Brave new world
Using species from all over the world, selective breeding has produced our modern food plants. The potato came from the Andes where it was grown by the Incas. The pea is a European plant first cultivated by the Italians in the sixteenth century. Beans came from Mexico, rhubarb from China, beetroot from Germany, and carrots were first cultivated in the seventh century in Afghanistan. They were then taken from there to North Africa and brought by the moors to Europe where it was cultivated by the Dutch to make the carrot we have today. But the grass we call rice was domesticated in Asia about 7,000 years ago at about the same time that people around the Med were learning to cultivate wheat. Over the centuries the peoples of Asia have perfected the technique of growing one kind of rice in flooded terraces that we call paddy fields. They are so good at growing rice that they will produce a harvest several times a year. As the human population has grown, more and more land has had to be taken into rice cultivation. Today, 11% of all the arable land on earth is used for growing just this one species of rice. Now more than half the people in the world depend on it. In the western world people still prefer wheat which now grows tall, uniform and dense so that it can be easily harvested by machines. Selected breeding techniques have increased its yield and even since the 1940s its productivity has been doubled. Today it bears ten times the weight of seeds on its stem as its ancestor that still grows in the Middle East. But this development comes at a price. The new wheat can not even reproduce itself without man's help. Also, while they are largely immune to moulds and rusts, farmers must change the strain of wheat they grow every ten years or so since moulds and rusts are quick to evolve. Today over half the wheat grown in North America comes from just four strains. If we fail to produce new varieties from wild species then the western world will starve. To feed the growing human population, huge tracts of the most fertile land on earth have been turned over to its cultivation. Gone are the rich communities of grasses and other small plants that once lived where the wheat is now.
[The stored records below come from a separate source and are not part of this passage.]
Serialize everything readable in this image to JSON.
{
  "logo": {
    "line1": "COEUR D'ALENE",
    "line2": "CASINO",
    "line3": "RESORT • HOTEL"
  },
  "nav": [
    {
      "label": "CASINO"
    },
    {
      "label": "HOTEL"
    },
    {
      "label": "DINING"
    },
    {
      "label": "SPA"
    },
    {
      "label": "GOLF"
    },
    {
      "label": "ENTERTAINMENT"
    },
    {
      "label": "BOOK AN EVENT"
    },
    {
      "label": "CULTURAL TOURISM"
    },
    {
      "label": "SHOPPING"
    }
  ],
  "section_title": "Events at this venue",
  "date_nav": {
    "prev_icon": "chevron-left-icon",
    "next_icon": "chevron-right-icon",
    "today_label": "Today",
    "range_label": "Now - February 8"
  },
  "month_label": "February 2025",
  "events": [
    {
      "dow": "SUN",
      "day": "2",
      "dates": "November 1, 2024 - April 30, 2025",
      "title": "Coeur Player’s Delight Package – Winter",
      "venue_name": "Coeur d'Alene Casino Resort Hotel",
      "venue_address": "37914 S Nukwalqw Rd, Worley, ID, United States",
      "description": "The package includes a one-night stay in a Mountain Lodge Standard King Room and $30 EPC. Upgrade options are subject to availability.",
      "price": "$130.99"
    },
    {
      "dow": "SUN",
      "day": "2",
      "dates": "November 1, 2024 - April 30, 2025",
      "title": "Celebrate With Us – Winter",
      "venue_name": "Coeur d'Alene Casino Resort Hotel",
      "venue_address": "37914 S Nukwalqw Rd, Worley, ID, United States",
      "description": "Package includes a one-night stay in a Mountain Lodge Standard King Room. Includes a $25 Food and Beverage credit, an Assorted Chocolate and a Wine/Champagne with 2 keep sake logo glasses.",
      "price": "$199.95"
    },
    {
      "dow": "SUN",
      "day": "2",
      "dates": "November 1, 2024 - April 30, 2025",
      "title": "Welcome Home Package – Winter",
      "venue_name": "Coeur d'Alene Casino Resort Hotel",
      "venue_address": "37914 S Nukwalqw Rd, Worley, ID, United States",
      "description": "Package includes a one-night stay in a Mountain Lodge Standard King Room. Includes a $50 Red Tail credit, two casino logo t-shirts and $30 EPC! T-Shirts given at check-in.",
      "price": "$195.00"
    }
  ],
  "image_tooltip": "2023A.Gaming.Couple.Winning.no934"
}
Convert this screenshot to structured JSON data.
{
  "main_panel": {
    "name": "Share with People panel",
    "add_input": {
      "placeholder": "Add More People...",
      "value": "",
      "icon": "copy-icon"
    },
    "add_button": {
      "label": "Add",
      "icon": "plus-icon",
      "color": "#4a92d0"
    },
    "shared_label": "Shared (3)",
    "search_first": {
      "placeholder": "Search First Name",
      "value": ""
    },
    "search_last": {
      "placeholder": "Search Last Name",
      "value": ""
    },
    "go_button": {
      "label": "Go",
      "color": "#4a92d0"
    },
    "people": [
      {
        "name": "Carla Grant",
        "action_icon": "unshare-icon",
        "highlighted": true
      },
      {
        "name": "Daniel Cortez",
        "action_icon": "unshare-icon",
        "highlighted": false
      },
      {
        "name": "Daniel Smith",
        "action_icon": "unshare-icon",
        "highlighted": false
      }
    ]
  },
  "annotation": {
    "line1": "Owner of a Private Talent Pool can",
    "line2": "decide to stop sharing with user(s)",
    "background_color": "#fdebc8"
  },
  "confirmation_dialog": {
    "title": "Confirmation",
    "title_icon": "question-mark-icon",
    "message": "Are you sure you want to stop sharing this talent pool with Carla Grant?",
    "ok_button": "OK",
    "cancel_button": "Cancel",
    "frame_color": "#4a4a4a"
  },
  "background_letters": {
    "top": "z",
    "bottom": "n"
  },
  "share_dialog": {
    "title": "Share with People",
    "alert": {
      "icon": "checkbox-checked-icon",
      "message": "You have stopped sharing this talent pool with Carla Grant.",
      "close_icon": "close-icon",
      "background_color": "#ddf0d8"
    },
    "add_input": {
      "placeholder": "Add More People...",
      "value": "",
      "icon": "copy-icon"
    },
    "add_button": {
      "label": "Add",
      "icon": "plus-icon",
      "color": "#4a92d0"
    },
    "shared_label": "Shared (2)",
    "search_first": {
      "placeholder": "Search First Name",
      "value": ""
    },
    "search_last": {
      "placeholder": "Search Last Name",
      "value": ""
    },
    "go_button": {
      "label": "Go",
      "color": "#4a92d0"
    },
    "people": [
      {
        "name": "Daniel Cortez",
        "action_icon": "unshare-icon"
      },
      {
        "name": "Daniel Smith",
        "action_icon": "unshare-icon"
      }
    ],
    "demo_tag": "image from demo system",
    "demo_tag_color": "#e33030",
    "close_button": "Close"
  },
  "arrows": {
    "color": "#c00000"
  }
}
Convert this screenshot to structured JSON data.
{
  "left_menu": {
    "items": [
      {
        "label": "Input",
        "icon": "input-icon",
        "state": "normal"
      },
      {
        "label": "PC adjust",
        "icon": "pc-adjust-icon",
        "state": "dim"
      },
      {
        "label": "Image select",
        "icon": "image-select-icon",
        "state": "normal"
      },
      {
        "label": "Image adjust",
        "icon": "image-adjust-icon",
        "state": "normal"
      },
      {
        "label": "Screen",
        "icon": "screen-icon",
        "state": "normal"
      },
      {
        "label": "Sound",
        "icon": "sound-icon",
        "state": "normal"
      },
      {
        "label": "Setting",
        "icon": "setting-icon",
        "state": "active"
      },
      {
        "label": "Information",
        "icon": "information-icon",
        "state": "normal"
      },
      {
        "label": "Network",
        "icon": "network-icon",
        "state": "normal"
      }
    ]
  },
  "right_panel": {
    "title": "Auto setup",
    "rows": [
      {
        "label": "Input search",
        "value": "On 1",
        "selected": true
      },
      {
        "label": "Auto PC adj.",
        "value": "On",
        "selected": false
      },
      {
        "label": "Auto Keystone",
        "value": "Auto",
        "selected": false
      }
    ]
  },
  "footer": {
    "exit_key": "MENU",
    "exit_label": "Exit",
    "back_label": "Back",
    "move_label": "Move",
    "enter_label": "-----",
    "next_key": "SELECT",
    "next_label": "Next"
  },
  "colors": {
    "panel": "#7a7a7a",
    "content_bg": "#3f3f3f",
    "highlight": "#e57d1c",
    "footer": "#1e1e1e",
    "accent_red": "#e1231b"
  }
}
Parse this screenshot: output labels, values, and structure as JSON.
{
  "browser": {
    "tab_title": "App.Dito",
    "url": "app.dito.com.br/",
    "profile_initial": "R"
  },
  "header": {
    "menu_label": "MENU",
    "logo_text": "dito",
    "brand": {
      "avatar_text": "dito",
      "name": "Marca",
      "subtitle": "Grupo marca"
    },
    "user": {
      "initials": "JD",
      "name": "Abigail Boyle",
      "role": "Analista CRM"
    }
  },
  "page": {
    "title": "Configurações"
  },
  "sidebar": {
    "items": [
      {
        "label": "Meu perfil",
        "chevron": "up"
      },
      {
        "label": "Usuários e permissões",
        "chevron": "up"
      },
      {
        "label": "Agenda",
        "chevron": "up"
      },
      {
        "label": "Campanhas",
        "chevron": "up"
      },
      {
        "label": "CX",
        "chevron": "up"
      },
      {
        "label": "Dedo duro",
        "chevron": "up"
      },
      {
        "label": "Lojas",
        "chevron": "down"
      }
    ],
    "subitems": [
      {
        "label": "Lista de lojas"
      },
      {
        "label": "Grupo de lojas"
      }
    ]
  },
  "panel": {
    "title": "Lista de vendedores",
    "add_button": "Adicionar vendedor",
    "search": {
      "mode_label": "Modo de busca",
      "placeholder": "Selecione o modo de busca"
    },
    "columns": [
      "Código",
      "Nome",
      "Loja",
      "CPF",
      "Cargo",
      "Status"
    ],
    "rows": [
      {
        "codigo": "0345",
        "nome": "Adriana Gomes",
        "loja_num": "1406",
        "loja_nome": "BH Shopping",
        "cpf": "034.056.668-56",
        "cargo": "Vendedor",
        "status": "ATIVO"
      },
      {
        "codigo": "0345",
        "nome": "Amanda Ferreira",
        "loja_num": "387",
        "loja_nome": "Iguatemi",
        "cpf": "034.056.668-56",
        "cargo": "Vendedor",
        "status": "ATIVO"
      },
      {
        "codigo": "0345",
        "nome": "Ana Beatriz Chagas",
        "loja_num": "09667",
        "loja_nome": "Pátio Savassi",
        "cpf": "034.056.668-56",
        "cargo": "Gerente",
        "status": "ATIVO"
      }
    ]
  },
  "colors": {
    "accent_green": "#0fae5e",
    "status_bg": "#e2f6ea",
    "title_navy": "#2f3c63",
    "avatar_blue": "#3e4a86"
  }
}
Gone are the small creatures that used to live here and intruders are poisoned or shot. Instead, humans have created a mono-culture with just one species dominated thousands of square miles.